    The first sign to me that something was off was when Obama received an honorary degree in Law, when he spoke at a graduation just after his election. This rankled because during his short tenure with the Illinois legislature, the only legislation Barack Obama not only backed by spoke about was to deny and try to block any rights to those Born Alive after a failed abortion. Otherwise his short time was boring.
    The second flag is when I heard rumors that Right to Life groups were no longer welcome on campus.
    Issues of the unborn are not the only issues in the world, obviously, as those who want to preach about the “seamless garment” will tell you. Ad nauseam. But in this day and age, the unborn are the canaries in the coal mine.

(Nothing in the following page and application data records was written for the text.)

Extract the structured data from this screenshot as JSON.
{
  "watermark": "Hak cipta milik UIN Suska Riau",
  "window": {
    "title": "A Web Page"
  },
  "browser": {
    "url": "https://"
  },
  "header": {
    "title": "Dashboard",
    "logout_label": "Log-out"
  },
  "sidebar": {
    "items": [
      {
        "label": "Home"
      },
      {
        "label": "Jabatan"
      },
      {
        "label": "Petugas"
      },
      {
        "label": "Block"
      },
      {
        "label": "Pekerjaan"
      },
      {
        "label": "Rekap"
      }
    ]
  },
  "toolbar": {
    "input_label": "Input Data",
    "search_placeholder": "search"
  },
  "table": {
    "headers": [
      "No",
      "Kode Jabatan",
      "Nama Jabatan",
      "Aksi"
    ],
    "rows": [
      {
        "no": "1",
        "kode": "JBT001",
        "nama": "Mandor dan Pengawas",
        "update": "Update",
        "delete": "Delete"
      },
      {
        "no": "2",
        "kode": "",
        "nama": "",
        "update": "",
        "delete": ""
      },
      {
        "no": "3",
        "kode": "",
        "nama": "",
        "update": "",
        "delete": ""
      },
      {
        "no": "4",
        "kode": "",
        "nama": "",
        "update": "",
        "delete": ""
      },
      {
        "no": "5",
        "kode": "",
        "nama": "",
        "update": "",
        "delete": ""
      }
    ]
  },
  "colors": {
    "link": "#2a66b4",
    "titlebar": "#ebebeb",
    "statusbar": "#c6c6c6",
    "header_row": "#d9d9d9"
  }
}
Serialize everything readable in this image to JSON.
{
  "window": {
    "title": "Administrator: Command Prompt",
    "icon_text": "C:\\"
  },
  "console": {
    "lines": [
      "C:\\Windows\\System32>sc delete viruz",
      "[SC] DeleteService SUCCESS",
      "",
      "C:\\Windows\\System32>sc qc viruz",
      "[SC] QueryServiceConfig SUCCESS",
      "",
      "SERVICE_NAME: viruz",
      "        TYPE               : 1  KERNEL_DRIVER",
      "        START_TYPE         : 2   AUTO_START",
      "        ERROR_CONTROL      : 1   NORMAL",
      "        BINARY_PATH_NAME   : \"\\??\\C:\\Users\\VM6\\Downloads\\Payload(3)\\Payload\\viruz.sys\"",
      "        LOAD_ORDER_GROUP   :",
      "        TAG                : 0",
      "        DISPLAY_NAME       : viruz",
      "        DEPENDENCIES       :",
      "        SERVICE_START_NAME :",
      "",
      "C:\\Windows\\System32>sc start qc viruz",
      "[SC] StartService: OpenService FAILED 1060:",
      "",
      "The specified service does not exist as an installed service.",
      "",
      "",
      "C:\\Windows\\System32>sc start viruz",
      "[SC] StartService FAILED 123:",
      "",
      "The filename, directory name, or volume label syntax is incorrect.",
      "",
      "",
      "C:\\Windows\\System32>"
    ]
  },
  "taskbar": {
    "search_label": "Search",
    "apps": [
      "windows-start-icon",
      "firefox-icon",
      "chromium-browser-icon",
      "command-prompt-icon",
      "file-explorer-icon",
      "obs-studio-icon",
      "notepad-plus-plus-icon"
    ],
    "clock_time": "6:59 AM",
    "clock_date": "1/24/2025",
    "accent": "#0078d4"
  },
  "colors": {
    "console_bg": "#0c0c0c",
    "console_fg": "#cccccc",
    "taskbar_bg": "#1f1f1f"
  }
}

    And now the university is providing birth control and abortifacients, although they haven’t even been asked or ordered to such action. (I must admit that I didn’t much like the rules from the 80s which dictated that if a student were pregnant they had to leave school.) However this is a smack in the face of our faith.
    David Green of Hobby Lobby was willing to see his life’s work destroyed because he would not recant his faith. And for years he silently lost revenue by refusing to have his store open on Sundays.
    I really, really, really wish that the United States Bishops or the Pope would strip the modern Notre Dame of its Catholic status. I would hate it but as it is, the university is guilty of the sin of Scandal. As a university with so many young people, this is not to be taken lightly.